See Shapiro, A.H., “How Much Do Supply and Demand Drive Inflation?”, FRBSF Economic Letter, No 2022-15, Federal Reserve Bank of San Francisco, 21 June 2022; and Shapiro, A.H., “Decomposing Supply and Demand Driven Inflation”, Working Papers, No 2022-18, Federal Reserve Bank of San Francisco, September 2022.
Ten-year-window rolling regressions (starting in January 2002) are run which include monthly data on both activity and prices and 12 lags in a standard two-equation vector autoregression (VAR) model. If the residuals for quantities and prices in the final months of each window have the same sign, that component is labelled as “demand-driven”, whereas, if they have opposite signs, it is identified as “supply-driven”. If the residual for either the price or the quantity series is statistically indistinguishable from zero, the category is labelled as “ambiguous” for that month.
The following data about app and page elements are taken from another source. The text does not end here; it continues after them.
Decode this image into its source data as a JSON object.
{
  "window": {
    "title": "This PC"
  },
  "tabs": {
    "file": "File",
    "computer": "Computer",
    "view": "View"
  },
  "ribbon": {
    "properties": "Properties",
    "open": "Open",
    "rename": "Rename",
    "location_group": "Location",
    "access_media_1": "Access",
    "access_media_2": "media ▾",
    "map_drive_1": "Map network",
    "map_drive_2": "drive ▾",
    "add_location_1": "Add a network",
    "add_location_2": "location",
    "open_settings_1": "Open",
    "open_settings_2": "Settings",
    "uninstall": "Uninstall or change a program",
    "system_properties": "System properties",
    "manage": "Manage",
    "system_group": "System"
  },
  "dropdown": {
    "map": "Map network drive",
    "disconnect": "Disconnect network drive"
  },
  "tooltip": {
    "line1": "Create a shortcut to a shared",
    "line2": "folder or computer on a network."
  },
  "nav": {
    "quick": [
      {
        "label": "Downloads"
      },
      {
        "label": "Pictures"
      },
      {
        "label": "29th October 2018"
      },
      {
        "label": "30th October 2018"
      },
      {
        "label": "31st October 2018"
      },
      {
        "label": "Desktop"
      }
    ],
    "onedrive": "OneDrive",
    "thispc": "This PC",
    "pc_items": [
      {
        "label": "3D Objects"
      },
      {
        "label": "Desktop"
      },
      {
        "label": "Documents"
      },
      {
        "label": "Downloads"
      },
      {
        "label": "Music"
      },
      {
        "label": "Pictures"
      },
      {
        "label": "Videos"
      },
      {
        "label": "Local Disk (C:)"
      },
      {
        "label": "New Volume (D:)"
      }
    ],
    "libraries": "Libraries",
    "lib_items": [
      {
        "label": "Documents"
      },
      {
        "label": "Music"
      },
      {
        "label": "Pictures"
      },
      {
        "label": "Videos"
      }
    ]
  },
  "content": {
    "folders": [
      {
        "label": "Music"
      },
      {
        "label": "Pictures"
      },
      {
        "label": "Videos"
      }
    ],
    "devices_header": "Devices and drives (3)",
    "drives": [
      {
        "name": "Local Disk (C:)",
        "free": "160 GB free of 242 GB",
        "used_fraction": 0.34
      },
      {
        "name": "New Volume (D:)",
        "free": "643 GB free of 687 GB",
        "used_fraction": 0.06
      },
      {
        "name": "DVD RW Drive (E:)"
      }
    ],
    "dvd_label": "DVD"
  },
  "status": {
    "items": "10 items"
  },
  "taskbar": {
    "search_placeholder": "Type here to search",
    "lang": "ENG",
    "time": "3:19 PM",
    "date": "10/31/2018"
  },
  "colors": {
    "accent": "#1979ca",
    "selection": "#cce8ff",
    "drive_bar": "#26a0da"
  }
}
To identify these ambiguous cases, we follow Shapiro’s baseline approach and label the middle 20% of the residuals in the respective regression sample distributions as ambiguous. This means that we compare the final month’s residuals discussed above with all residuals obtained in that window and assess whether or not it is in the middle 20% of the distribution. In the baseline specification, post-2020 residuals in the sample are excluded when running this test. However, a robustness test shows that the ambiguous component increases only slightly when post-2020 results are also included and that the overall results are not substantially affected.
Following Shapiro, the year-on-year supply and demand-driven contributions are then defined as the running total of the last 12 monthly supply and demand-driven contributions.
Based on the four-digit COICOP classification.
Turnover data are provided by Eurostat as part of short-term business statistics (see “Short-term business statistics introduced”, Statistics Explained, Eurostat). Data on services turnover (sts_setu_q) and retail trade turnover (sts_trtu_q) are used. The turnover series for services are deflated by the HICP in order to analyse turnover developments in real terms. Retail trade turnover series are already available deflated and non-deflated.
One caveat is that, for this analysis, the 72 HICPX components can only be matched to 45 turnover series (that are available in a sufficiently timely manner). Hence, some HICPX series (especially in NEIG) are matched to the same turnover series. The same matching approach is also used in, for example, “Consumption patterns and inflation measurement issues during the COVID-19 pandemic”, Economic Bulletin, Issue 7, ECB, 2020.